PROBLEM DESCRIPTION: Report each line of the entries below that has the word "icon" in it.
Segment Start: GIVEN RECORDS
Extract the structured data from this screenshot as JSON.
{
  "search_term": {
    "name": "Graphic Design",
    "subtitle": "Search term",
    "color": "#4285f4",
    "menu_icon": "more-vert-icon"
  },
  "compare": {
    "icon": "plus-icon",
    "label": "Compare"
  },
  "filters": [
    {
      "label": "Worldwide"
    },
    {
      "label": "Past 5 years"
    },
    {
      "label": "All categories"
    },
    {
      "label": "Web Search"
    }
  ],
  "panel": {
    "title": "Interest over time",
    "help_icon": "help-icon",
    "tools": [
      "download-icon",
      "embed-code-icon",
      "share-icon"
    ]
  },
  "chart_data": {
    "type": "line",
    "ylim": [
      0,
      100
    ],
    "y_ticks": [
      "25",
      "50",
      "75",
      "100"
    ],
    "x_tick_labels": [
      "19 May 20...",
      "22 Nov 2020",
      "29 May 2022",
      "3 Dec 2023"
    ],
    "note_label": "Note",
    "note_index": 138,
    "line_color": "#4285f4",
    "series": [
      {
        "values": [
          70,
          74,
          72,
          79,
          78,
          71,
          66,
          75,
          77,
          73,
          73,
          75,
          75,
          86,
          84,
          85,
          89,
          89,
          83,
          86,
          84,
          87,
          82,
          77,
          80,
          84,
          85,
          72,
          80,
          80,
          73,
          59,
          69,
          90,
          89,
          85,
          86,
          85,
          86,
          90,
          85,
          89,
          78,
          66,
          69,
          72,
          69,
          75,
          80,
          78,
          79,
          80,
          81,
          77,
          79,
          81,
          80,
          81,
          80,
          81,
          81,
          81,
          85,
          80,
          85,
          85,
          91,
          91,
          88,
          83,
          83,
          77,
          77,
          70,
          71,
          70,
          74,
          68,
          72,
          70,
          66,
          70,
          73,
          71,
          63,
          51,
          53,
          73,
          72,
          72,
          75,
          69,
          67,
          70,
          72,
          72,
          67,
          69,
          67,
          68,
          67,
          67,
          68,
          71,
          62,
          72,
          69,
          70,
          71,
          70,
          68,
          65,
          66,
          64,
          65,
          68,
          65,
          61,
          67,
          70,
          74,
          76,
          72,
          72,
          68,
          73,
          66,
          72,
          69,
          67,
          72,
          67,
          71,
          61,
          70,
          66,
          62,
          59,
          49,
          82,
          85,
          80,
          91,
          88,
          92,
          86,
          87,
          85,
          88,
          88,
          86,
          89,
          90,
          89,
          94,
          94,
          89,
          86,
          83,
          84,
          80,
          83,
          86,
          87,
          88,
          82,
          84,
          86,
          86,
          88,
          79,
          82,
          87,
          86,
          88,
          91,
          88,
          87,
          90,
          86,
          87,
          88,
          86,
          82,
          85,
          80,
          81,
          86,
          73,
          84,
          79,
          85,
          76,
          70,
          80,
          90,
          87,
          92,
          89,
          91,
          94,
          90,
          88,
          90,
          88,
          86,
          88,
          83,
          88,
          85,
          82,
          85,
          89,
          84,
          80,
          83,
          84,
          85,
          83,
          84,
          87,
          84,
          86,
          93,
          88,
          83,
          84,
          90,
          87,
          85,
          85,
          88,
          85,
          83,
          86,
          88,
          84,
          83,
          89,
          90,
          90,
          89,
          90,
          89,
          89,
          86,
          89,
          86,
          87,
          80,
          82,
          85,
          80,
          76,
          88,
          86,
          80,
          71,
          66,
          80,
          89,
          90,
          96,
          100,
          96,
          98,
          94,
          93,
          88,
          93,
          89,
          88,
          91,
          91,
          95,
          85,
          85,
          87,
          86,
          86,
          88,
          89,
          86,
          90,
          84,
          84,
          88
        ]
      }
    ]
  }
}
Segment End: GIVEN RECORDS
OUTPUT:
    "menu_icon": "more-vert-icon"
    "icon": "plus-icon",
    "help_icon": "help-icon",
      "download-icon",
      "embed-code-icon",
      "share-icon"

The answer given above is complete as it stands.